How does that explain an initial policy that seemed almost designed for a low compliance rate, giving officers broad discretion over usage and no clear consequences for failing to do so? Among other things, the audit found that SWAT officers, the elite forces who respond to the most dangerous situations, were not using bodycams. Why? Across the force, auditors found that until a policy change this summer, some 35 percent of dispatched calls sampled showed no evidence of footage. Officers who did use body cameras often logged less than a minute of video per work hour. Some turned them off prematurely and without the required explanation.

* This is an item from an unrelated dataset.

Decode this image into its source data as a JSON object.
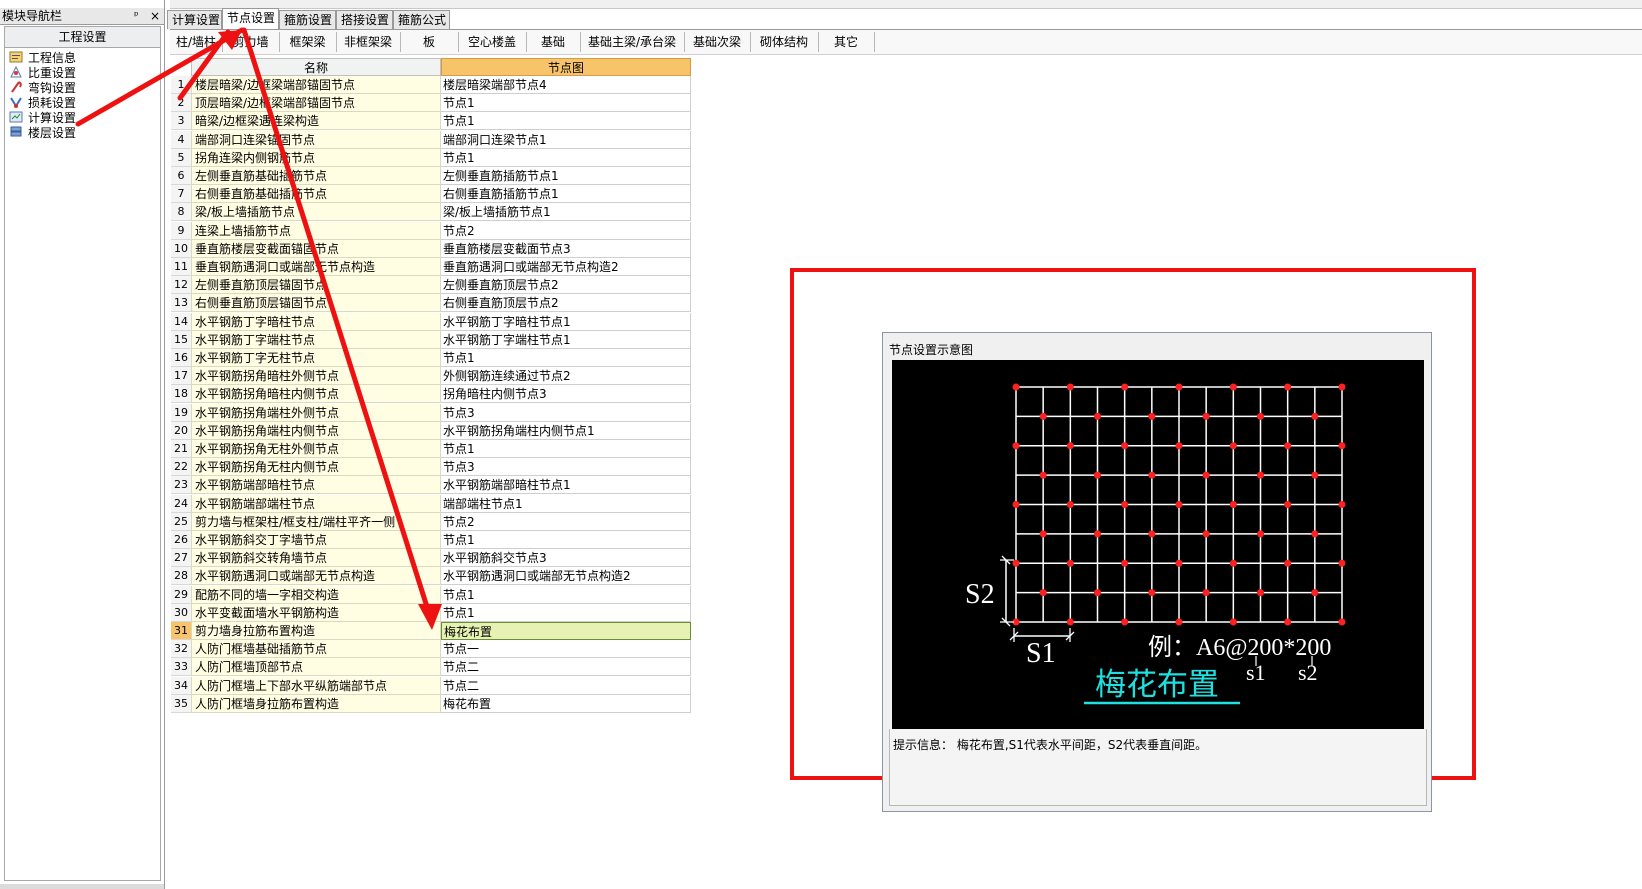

Inexplicably for a program that supposedly had so much planning, supervisors were not trained in compliance review until this June — nearly a full year after the rollout. The city deserves an explicit explanation of this lapse, particularly from Hodges, who has ultimate authority over the Police Department and who championed bodycams as a mayoral candidate.

Then-acting Chief Medaria Arradondo did make a much-needed change to the policy after the shooting of Justine Ruszczyk Damond in July, requiring that officers use cameras for all public interactions. Damond had reported a possible intruder behind her home and was shot dead by a responding officer, Mohamed Noor. Neither Noor nor his partner had turned on their body or dashboard cameras, even though they were responding to a possible crime in progress. Hodges professed her outrage at the time, but the audit shows that the episode was hardly an isolated one.

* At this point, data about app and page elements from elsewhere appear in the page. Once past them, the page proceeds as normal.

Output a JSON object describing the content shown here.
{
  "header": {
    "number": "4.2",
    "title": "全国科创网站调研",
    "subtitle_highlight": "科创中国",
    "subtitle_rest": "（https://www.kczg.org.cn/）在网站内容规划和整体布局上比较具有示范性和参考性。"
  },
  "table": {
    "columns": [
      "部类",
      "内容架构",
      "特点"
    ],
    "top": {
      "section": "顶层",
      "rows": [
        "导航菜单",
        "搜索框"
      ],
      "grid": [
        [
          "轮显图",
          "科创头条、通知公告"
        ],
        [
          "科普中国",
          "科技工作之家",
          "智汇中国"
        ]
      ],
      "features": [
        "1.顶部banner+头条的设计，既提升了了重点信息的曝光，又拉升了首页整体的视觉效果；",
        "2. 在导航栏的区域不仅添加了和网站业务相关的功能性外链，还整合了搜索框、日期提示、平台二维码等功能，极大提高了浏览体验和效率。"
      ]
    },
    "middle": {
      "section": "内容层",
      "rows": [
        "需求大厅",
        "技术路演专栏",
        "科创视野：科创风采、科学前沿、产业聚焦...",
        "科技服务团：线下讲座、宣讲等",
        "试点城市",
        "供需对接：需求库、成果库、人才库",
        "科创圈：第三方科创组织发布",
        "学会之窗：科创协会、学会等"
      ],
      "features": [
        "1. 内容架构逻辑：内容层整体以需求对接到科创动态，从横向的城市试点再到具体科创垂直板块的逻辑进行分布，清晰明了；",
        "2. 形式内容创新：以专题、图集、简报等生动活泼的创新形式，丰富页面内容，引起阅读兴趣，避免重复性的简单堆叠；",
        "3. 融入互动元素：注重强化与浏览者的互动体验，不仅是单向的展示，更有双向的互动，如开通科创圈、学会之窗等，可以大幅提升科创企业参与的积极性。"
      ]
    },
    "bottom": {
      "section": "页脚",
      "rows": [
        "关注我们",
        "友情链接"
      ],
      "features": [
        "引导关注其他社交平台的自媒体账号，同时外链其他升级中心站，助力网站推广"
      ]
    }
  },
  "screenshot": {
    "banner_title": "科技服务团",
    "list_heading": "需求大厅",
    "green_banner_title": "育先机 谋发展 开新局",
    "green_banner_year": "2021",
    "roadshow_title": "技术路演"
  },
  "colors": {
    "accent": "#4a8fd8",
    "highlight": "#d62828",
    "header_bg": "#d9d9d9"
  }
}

According to the audit, nonusage of body cameras fell to 29 percent after Arradondo’s policy change, and hours of video increased. That is an improvement, and proof that officers will respond to a clear directive. But it is still far short of what is needed.

Disappointingly, Arradondo said that because of the newness of the program, he “didn’t expect to see staggering numbers in terms of usage.” Forgive us, chief, but we did. In the department’s push to provide accountability and rebuild public trust, bodycams are not optional equipment.

Arradondo should expect more from his officers. They are employees who should not decide whether or when to obey a direct order from their boss. The technology is new, but not complicated. The cameras require a simple double-tap for activation. Batteries outlast an entire shift. Tap-tap. Done. Citizens and taxpayers have a right to expect that body cameras that are issued will be used.

Hodges and Arradondo should make clear that they expect nothing less. Not over some lengthy period of time. Now.